Web page and app entries:
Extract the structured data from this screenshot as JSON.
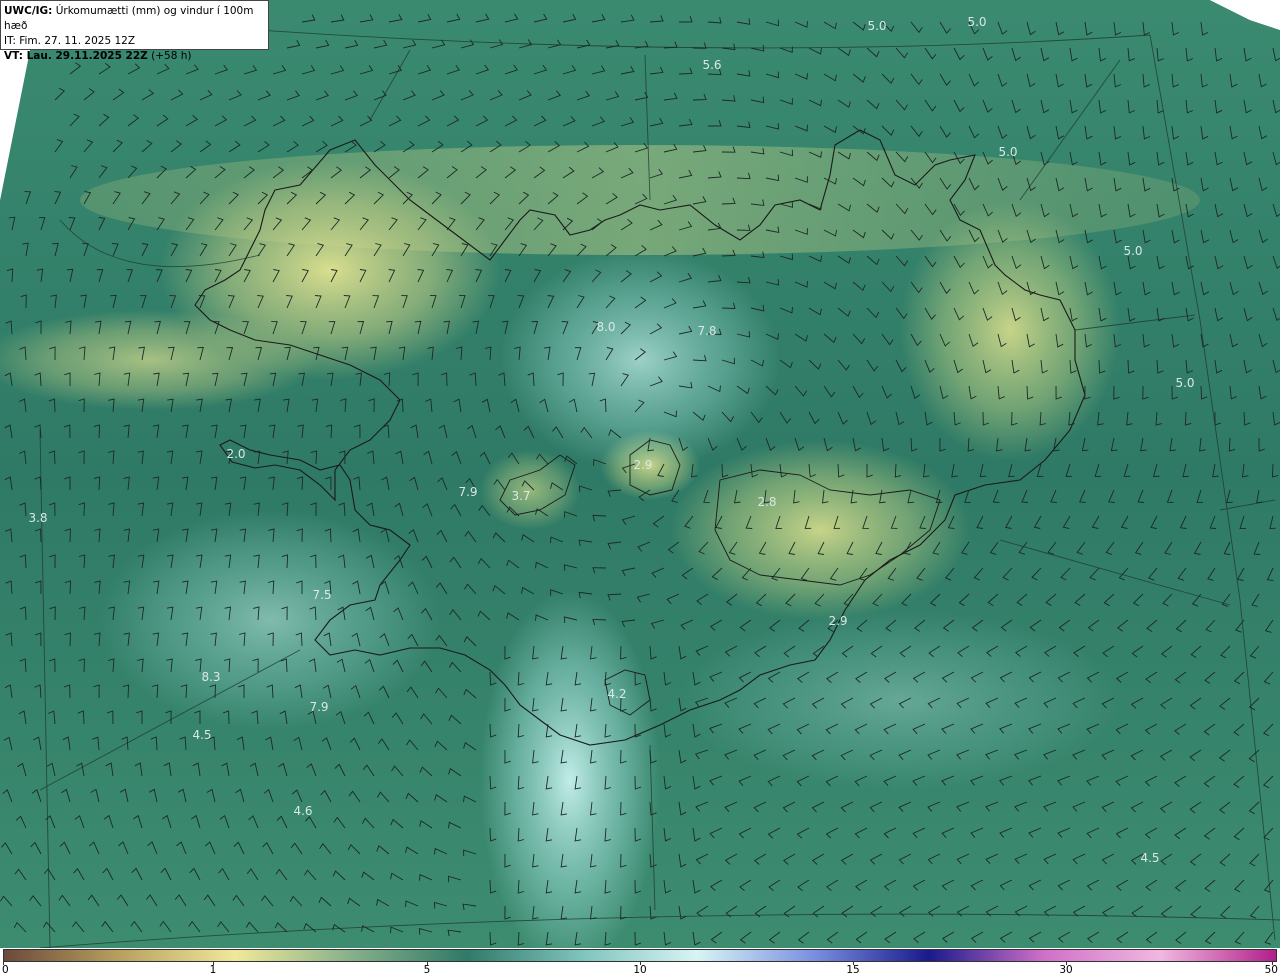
{
  "header": {
    "model": "UWC/IG:",
    "title": "Úrkomumætti (mm) og vindur í 100m hæð",
    "issue_time": "IT: Fim. 27. 11. 2025 12Z",
    "valid_label": "VT: Lau. 29.11.2025 22Z",
    "lead": "(+58 h)"
  },
  "point_values": [
    "5.0",
    "5.0",
    "5.6",
    "5.0",
    "5.0",
    "5.0",
    "8.0",
    "7.8",
    "2.0",
    "7.9",
    "3.7",
    "2.9",
    "2.8",
    "3.8",
    "7.5",
    "2.9",
    "8.3",
    "4.2",
    "7.9",
    "4.5",
    "4.6",
    "4.5"
  ],
  "colorbar": {
    "ticks": [
      "0",
      "1",
      "5",
      "10",
      "15",
      "30",
      "50"
    ],
    "colors": [
      "#6b4a3a",
      "#b8a060",
      "#f0e89a",
      "#86b08a",
      "#2f7a68",
      "#7fc4be",
      "#d8f4f4",
      "#7a90e0",
      "#1a1a8c",
      "#d070c8",
      "#f0b8e0",
      "#b0208a"
    ]
  },
  "colors": {
    "sea": "#2f7a66",
    "land": "#4e9a74",
    "low_precip": "#dde590",
    "high_precip": "#b8ecea"
  }
}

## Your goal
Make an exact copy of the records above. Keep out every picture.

## Response
Extract the structured data from this screenshot as JSON.
{
  "header": {
    "model": "UWC/IG:",
    "title": "Úrkomumætti (mm) og vindur í 100m hæð",
    "issue_time": "IT: Fim. 27. 11. 2025 12Z",
    "valid_label": "VT: Lau. 29.11.2025 22Z",
    "lead": "(+58 h)"
  },
  "point_values": [
    "5.0",
    "5.0",
    "5.6",
    "5.0",
    "5.0",
    "5.0",
    "8.0",
    "7.8",
    "2.0",
    "7.9",
    "3.7",
    "2.9",
    "2.8",
    "3.8",
    "7.5",
    "2.9",
    "8.3",
    "4.2",
    "7.9",
    "4.5",
    "4.6",
    "4.5"
  ],
  "colorbar": {
    "ticks": [
      "0",
      "1",
      "5",
      "10",
      "15",
      "30",
      "50"
    ],
    "colors": [
      "#6b4a3a",
      "#b8a060",
      "#f0e89a",
      "#86b08a",
      "#2f7a68",
      "#7fc4be",
      "#d8f4f4",
      "#7a90e0",
      "#1a1a8c",
      "#d070c8",
      "#f0b8e0",
      "#b0208a"
    ]
  },
  "colors": {
    "sea": "#2f7a66",
    "land": "#4e9a74",
    "low_precip": "#dde590",
    "high_precip": "#b8ecea"
  }
}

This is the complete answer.